The Section 8 voucher program is a federally-funded rental subsidy program administered through the Douglas County HRA and other housing authorities all over the United States. Families are selected from a waiting list of applicants, certified, briefed on the requirements of the program and if they qualify, they find their own unit to lease.
With Section 8, families get to choose where they want to rent. The landlord needs to accept the funding and allow the HRA to inspect the unit.
Unit rents must work with the area payment standards, which are controlled by Fair Market Rents established by the U.S. Department of Housing and Urban Development. The tenant’s portion of the rent payable to the owner is based on 30 percent of the family’s adjusted gross income.
The Section 8 voucher program subsidizes the difference between the tenant’s portion and the actual rent or payment standard, whichever is less.
The average Section 8 family in Douglas County receives about $309 a month in rental assistance, Thesing said.
The application process, which opened March 18, will remain open as long as the HRA sees fit. It previously opened on Jan. 4, 2016 and closed June 13, 2016.
“It might be open for awhile — it all depends on the amount of applications we receive,” said Thesing. “We don’t want families waiting too long to receive assistance but it all depends on funding.”
To be eligible, families have to meet low-income requirements at admission — less than $25,100 a year for a single person or less than $41,550 for a family of six.
“There is a lack of affordable housing in this area,” Thesing said. “Many new apartment complexes are going up in the area, but the rents are so high the units do not work for the program. This makes finding units to lease very difficult for families on the rental assistance program and low-income working families in general.”
The Douglas County HRA receives about $64,000 a month to pay out to landlords for the families who are on the program.
“In the past, we’ve had people from Chicago, the metro area, Iowa, even in Georgia apply, but we have a local preference for people who live, work or go to school in Pope or Douglas County,” Thesing said. “We are trying to keep the money that comes from HUD here, in our area.”
The assistance isn’t meant to last for a lifetime. Thesing said it should be viewed as a stepping stone until 30 percent of their income covers the entire rent amount, leaving nothing for the program to pay or their income rises above the eligibility requirements.

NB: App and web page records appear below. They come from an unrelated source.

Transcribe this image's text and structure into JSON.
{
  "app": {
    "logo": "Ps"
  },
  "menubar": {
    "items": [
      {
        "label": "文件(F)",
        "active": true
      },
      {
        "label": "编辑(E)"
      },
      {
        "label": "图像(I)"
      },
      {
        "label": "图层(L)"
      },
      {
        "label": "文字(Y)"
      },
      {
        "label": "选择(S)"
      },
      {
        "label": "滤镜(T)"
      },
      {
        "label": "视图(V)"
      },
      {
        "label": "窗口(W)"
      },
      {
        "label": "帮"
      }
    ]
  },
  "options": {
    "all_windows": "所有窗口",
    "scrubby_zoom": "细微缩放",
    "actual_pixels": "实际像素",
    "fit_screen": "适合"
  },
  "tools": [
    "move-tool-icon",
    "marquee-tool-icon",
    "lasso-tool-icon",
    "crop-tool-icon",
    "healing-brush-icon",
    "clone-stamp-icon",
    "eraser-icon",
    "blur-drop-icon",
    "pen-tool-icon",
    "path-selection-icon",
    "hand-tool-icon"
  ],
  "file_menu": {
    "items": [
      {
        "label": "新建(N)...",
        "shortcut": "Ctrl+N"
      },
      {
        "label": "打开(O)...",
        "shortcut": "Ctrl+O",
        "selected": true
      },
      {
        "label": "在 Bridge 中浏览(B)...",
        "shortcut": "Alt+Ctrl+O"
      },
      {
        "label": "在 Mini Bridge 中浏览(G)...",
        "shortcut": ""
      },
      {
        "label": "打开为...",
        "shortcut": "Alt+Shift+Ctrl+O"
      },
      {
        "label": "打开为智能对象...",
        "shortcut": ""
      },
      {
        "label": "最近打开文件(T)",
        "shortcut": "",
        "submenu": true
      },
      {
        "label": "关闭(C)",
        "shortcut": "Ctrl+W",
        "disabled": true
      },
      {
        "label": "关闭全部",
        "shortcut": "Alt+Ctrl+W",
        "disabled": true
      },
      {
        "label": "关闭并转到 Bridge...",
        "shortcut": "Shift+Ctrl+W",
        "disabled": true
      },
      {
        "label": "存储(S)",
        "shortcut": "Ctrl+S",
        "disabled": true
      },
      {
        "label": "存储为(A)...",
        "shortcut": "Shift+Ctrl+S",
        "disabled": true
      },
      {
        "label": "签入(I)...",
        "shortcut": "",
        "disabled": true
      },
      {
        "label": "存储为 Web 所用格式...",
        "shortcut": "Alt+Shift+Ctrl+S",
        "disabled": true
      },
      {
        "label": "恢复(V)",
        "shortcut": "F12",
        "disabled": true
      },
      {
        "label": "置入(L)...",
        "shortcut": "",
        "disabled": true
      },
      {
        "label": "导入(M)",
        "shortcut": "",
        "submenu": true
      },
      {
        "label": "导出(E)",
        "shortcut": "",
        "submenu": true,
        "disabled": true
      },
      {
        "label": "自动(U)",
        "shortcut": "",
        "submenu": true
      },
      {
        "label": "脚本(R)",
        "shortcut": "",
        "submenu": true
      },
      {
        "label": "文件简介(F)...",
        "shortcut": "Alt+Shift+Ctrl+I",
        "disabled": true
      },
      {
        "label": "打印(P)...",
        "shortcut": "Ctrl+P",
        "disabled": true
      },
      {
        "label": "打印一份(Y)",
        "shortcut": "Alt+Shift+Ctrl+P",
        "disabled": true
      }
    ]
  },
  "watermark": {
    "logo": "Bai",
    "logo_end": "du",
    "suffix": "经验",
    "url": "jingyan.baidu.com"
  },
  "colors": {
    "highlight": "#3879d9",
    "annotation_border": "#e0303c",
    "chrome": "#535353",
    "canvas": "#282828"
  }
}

“For some, their situations won’t change, such as for the disabled or the elderly,” Thesing said. “Some are collecting Social Security and can’t make it without rental assistance.”
The main source of income for those receiving Section 8 assistance is Social Security and disability pay, but quite a few families, about 25 percent, are employed, said Thesing.
Right now, 200 families receive Section 8 assistance in Douglas and Pope County and about 41 of them have been getting the assistance for more than 10 years.
The average annual income for families on Section 8 is about $15,000, which is not a lot to survive on these days, Thesing said.
The program includes safeguards to make sure it is being used properly.
“We verify citizenship, background checks, income, financial information, checking and saving accounts before admission to the program and during it,” said Al Glaeseman, Douglas County HRA assistant director. “If complaints are received, we look into them right away. The Douglas County investigators help in this process.
“Greater Minnesota is blessed to have good people working to spot fraud,” Glaeseman added.
If fraud is found, such as not reporting income, the family is required to pay back the amount of rental assistance that was overpaid to the landlord. If they fail to follow their repayment agreement, they will be terminated from the program and will have to wait five years to get assistance again, Thesing said.
Getting approval is a slow process. It can take anywhere from three months to three years for applicants to be notified by mail. Those interested in applying should stop by the HRA office at 1224 N. Nokomis Street in Alexandria.
Besides administering the Section 8 voucher program, the Douglas County HRA works to find other ways of helping for low-income families. It recently bought 13 acres of land off of Northside Drive, behind the Habitat for Humanity building, and the goal is to develop apartments, townhomes and single-family homes as well, according to Glaeseman.
The development would provide housing for not only low-income families but affordable workforce housing.
Glaeseman added that the project, if it receives the county board’s approval, could break ground this year and will be done slowly, in two or three phases.
“We want to do it right,” he said.